We’ve lucked into a propitious weather window. The so called Polar Vortex passed just days ago and blew itself out, leaving us blue skies and warmish sunshine. But we see the effects left in its wake the farther west we go. Snow appears as we gain altitude in western Virginia. Not falling snow; at first just hiding on the north side of hills, shaded side roads, buildings. But the higher we go the colder it gets. Eventually, by West Virginia, a scrim of snow covers everything.
One hundred and twenty miles from home, at Clifton Forge, we meet up with the James River again, the same river we left back in Scottsville. We drive alongside for a while, jogging with it up the valley to Covington. There Emily says goodbye to the river she learned to swim in before she could ride a bike, fished in with me from canoes, floated down in tubes with friends in high school, and walked along the banks of with the dogs, some of whom are now gone.

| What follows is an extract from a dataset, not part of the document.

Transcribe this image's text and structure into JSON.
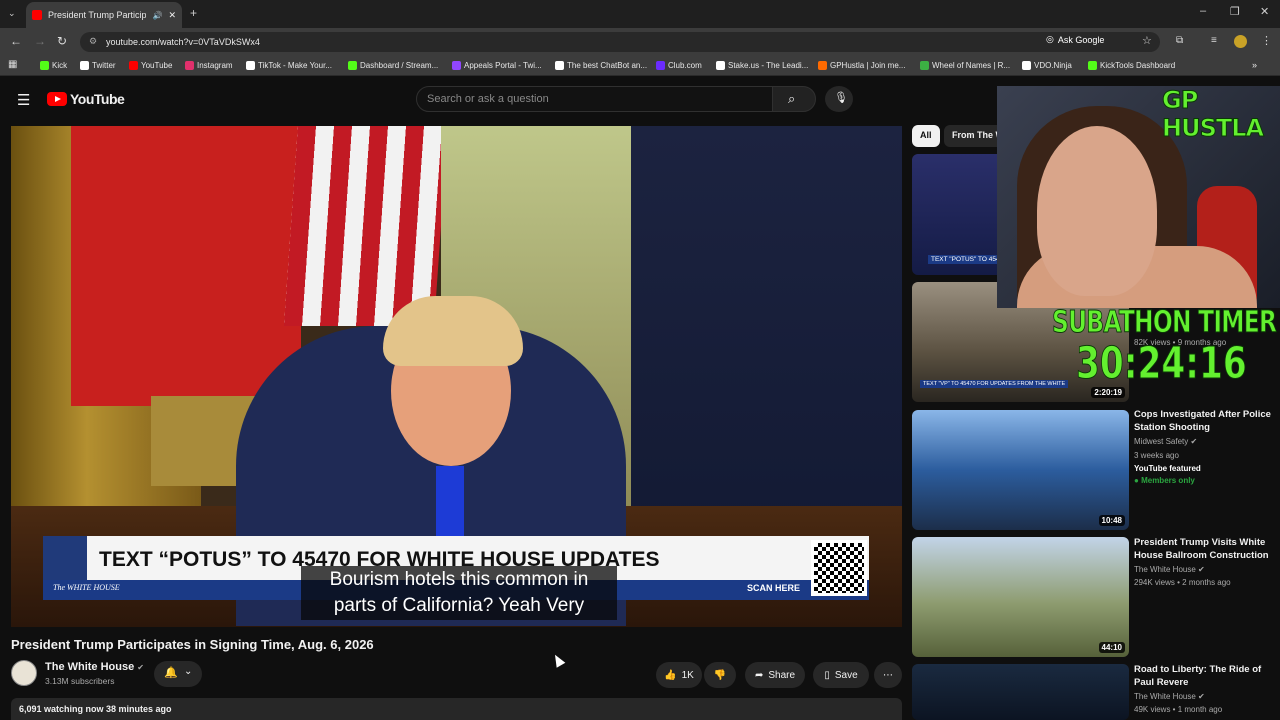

Just 20 miles further and we’re in West Virginia. We come to the Greenbrier River and, soon after, cross the New River. Not only a different state, but a different watershed. All this water now flows not east into the Atlantic, as the James does, but west into the Ohio, from there into the Mississippi, then down through the Midwest to Louisiana and the Gulf of Mexico. More than anything, for river people, this knowledge mentally puts us in a different place altogether, like being in a foreign land. We’re not in Kansas anymore (well, not yet). This is someone else’s water.
I’ve kayaked the New River, and Emily has taken rafting trips on it. It’s a wild river, cutting a beautiful steep gorge all the way through the Alleghenies. Oddly mis-named, th New River is not new at all. Rather, it’s one of the oldest rivers in the world, maybe second only to the Nile. Odd in other ways, it flows northward from the valleys of Virginia up into the mountains, instead of out of them. How is this, you say? The river is older than the mountains, which themselves are some of the oldest on earth. The river steadily, relentlessly, carved its way down through the rock as the mountains heaved themselves up out of the continent, over a billion years ago, wearing through them as fast as they rose.
Beyond Beckley we enter coal country. Soon we see thick coal seams exposed in the cliff faces cut by the highway. Water drains out of cracks in the stratified rock and freezes into dirty cascades.
West Virginia is a bit of a feudal state. Owned by energy corporations, government officials are paid to serve as courtiers, bishops and knights, and the people, willing or not, are left as expendable pawns. Coal here is king, and the king makes the rules. We pass whole mountaintops blown off to get to the coal, the waste and rubble is bulldozed into river valleys. Most of this is carefully hidden from the highway, but it’s shocking to see when you do. Whether you support it or not, there’s no denying the massive impact it has on the landscape. Terri is following our progress on the satellite map, and texts us that it looks like we’re passing through a bombing range.
At Chelyan we hit the New River again and turn to run downstream. Here renamed the Kanawha, it’s now an industrial river, dammed and locked. The banks on both sides are crowded with coal processing plants, railroads. Open coal heaps are spiked with conveyors and cranes filling barges that ply the Ohio River system. We pass through Charleston, the capitol (population 51,000), get a glimpse of the state of Ohio across that eponymous river, and over the Big Sandy into Kentucky.
Later we learn that, a day behind us, a coal cleaning operation spills over 7000 gallons of a toxic chemical into the river, contaminating the water supply for over 300,000 people across nine counties. The name of the company responsible is “Freedom Industries.”
This gallery includes some of the previous images in context: